*** Opening GIVEN RECORDS ***

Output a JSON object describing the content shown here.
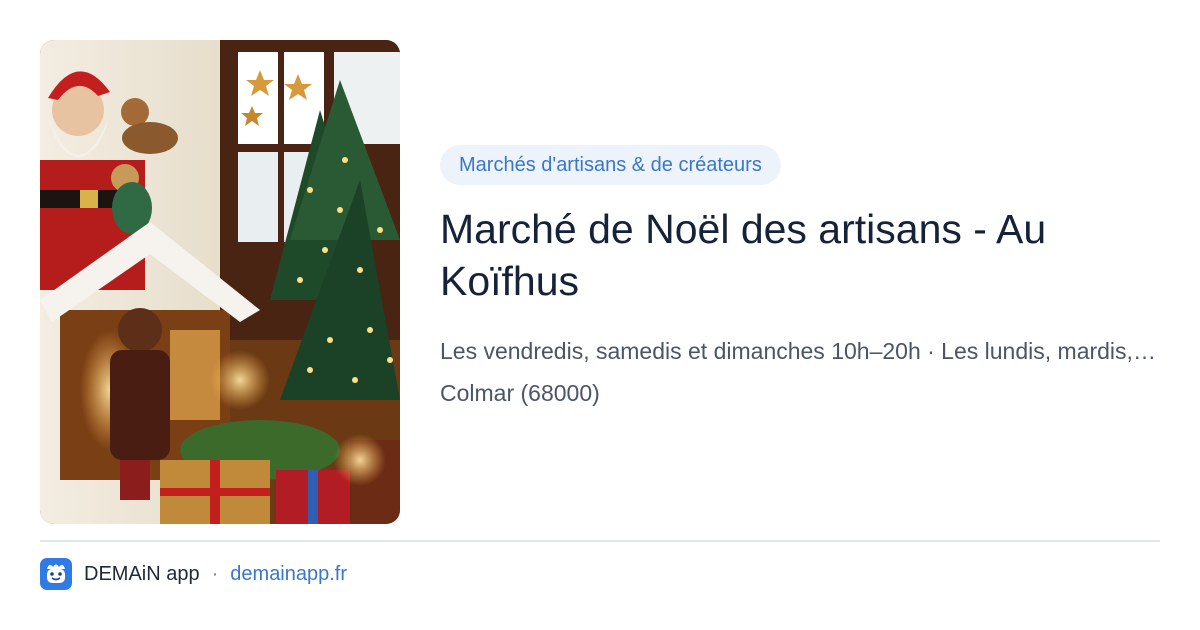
{
  "card": {
    "image_icon": "christmas-market-photo",
    "category": "Marchés d'artisans & de créateurs",
    "title": "Marché de Noël des artisans - Au Koïfhus",
    "schedule": "Les vendredis, samedis et dimanches 10h–20h · Les lundis, mardis, mercredis et jeudis",
    "location": "Colmar (68000)"
  },
  "footer": {
    "logo_icon": "demain-app-logo-icon",
    "app_name": "DEMAiN app",
    "separator": "·",
    "domain": "demainapp.fr"
  },
  "colors": {
    "pill_background": "#edf3fb",
    "accent": "#3a77c6",
    "title": "#152238",
    "body_text": "#4b5565",
    "divider": "#e3e8ee"
  }
}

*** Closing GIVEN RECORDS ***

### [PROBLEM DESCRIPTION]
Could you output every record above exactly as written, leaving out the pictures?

### [TASK RESPONSE]
Output a JSON object describing the content shown here.
{
  "card": {
    "image_icon": "christmas-market-photo",
    "category": "Marchés d'artisans & de créateurs",
    "title": "Marché de Noël des artisans - Au Koïfhus",
    "schedule": "Les vendredis, samedis et dimanches 10h–20h · Les lundis, mardis, mercredis et jeudis",
    "location": "Colmar (68000)"
  },
  "footer": {
    "logo_icon": "demain-app-logo-icon",
    "app_name": "DEMAiN app",
    "separator": "·",
    "domain": "demainapp.fr"
  },
  "colors": {
    "pill_background": "#edf3fb",
    "accent": "#3a77c6",
    "title": "#152238",
    "body_text": "#4b5565",
    "divider": "#e3e8ee"
  }
}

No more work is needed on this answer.